- [Provided information]:
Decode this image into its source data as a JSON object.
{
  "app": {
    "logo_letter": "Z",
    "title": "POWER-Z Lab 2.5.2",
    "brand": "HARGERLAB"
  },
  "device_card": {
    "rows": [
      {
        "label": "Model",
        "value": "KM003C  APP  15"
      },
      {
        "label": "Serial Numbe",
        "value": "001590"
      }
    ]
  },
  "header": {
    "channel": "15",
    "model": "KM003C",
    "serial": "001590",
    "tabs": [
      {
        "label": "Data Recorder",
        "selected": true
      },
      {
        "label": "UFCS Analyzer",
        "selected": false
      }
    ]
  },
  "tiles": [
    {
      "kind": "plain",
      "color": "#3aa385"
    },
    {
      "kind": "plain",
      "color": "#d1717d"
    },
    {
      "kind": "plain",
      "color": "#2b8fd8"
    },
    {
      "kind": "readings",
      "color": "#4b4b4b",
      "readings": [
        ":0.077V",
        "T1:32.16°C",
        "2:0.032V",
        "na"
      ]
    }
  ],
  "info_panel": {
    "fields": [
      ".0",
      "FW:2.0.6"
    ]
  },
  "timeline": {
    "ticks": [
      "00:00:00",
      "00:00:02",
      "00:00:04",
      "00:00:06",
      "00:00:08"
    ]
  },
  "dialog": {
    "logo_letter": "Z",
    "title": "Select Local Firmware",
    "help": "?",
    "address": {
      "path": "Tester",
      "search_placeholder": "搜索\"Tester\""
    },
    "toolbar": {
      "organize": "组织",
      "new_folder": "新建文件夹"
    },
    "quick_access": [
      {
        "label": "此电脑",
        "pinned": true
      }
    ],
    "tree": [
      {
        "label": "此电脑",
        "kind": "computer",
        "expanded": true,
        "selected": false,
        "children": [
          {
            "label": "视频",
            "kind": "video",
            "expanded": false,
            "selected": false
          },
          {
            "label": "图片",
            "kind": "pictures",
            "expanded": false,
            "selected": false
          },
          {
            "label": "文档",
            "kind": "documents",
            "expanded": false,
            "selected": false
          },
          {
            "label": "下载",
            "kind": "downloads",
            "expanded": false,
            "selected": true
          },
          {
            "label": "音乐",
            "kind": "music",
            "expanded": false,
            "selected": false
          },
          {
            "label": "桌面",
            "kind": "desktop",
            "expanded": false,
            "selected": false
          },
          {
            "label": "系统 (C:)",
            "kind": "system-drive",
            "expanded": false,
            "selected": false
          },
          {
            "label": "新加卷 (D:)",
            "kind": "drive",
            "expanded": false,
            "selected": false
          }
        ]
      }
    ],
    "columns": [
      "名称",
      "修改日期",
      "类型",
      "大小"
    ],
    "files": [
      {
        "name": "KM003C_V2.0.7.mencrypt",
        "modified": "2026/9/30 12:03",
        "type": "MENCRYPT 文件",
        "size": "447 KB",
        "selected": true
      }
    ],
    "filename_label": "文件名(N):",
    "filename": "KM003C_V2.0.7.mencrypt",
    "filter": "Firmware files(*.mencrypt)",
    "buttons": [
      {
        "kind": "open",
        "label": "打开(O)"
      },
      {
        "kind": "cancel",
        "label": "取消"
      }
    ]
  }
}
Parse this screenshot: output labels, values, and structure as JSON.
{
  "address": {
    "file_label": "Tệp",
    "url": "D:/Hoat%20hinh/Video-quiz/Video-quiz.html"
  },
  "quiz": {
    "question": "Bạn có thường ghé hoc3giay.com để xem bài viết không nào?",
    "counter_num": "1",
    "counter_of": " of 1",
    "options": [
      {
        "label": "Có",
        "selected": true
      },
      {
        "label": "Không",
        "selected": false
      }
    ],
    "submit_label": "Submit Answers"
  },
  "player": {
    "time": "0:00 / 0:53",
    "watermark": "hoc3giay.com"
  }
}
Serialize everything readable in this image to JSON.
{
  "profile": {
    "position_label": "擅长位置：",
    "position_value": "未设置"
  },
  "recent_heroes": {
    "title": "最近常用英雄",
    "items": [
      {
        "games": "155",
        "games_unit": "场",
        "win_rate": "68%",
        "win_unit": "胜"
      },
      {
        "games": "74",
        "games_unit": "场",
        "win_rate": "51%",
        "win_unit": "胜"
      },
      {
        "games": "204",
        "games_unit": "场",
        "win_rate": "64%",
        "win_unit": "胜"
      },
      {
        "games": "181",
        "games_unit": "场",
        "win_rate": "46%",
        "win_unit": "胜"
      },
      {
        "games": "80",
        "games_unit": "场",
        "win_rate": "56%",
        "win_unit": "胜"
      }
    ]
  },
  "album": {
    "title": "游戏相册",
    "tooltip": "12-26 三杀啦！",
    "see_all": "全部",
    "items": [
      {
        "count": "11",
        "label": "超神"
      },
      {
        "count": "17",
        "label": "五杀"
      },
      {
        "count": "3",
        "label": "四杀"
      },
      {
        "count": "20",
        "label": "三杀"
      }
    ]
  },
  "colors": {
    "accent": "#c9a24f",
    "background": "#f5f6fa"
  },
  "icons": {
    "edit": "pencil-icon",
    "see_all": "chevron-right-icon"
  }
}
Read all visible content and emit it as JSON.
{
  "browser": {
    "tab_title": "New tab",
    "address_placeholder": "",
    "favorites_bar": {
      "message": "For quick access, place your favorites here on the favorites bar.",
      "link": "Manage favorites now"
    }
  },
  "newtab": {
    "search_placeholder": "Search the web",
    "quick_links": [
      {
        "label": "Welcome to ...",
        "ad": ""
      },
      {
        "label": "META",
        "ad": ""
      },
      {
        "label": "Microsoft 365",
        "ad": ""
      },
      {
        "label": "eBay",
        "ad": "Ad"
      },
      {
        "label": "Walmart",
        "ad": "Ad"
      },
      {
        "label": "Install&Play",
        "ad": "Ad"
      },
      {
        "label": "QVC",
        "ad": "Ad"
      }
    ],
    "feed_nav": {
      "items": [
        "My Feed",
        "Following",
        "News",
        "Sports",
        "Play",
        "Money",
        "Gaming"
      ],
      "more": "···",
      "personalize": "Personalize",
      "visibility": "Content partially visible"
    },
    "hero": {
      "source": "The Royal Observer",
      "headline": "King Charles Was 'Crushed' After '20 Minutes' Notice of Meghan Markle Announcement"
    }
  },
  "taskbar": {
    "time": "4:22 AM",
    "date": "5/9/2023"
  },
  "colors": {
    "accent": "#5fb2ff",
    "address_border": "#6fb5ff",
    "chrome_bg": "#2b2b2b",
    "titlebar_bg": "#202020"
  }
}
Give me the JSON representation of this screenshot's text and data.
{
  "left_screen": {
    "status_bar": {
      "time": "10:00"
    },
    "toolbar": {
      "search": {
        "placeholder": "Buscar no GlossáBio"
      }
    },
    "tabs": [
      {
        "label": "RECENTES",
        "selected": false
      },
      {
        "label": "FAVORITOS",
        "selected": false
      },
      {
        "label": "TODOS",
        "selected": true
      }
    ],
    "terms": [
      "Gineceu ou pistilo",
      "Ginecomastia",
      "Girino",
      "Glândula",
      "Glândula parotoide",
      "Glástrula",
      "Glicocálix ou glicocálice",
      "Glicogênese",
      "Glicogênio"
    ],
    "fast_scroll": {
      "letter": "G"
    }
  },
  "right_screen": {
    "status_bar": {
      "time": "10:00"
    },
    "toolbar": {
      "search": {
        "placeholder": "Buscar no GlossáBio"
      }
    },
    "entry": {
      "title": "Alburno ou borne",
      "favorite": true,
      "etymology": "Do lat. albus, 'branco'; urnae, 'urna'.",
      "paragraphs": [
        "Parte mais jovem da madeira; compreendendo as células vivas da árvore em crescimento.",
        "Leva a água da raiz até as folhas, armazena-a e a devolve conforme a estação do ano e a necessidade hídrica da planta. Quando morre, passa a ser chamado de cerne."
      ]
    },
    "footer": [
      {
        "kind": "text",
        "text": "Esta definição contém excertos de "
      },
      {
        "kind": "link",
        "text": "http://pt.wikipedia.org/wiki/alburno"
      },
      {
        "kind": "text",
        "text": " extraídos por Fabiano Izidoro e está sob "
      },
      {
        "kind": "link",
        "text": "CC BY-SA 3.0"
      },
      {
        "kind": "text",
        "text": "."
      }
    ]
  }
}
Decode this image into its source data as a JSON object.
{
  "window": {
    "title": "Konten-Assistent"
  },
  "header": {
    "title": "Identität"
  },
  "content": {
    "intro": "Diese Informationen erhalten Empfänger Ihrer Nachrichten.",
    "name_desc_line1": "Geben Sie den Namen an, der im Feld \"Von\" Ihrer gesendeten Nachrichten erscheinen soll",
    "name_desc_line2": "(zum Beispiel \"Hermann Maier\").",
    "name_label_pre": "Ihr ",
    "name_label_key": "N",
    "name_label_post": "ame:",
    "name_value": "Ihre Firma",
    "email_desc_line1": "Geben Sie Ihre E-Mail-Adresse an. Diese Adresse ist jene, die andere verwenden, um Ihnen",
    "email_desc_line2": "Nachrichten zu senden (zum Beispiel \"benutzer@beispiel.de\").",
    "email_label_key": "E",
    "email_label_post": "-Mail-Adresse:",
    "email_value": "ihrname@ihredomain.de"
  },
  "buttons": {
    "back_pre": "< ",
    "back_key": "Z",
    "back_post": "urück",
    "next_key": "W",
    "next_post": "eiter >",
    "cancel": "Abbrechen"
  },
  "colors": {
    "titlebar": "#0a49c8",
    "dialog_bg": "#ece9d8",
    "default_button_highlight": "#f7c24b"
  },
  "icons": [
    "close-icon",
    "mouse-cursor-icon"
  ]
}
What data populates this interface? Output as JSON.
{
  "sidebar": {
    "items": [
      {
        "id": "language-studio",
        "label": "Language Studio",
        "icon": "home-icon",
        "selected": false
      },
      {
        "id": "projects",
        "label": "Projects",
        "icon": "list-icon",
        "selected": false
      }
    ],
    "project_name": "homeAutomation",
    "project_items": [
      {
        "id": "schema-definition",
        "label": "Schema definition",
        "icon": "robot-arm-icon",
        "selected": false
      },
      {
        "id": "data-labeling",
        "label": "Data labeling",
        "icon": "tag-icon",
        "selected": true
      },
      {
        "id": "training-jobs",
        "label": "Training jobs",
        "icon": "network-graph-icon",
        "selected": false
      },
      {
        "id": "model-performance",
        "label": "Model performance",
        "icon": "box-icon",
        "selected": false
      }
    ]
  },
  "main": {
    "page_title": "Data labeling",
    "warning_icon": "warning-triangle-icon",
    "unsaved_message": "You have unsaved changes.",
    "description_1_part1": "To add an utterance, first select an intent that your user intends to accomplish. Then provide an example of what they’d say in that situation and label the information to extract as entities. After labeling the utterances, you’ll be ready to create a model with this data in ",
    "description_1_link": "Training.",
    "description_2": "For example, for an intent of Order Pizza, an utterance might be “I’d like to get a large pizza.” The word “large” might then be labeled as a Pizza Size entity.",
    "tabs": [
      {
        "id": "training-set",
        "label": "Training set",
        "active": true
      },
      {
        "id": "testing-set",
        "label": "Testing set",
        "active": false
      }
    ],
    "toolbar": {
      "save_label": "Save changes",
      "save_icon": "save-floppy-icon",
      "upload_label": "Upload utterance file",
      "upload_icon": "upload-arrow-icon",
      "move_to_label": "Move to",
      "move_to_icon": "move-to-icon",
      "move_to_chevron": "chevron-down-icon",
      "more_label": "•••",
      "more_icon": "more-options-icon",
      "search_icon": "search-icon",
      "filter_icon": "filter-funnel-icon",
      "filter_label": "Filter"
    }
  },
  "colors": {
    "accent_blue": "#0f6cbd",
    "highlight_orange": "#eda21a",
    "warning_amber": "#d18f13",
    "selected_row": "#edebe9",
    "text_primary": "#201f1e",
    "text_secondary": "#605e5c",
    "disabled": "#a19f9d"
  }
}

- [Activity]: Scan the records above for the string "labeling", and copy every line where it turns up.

- [Solved exercise]:
        "id": "data-labeling",
        "label": "Data labeling",
    "page_title": "Data labeling",
    "description_1_part1": "To add an utterance, first select an intent that your user intends to accomplish. Then provide an example of what they’d say in that situation and label the information to extract as entities. After labeling the utterances, you’ll be ready to create a model with this data in ",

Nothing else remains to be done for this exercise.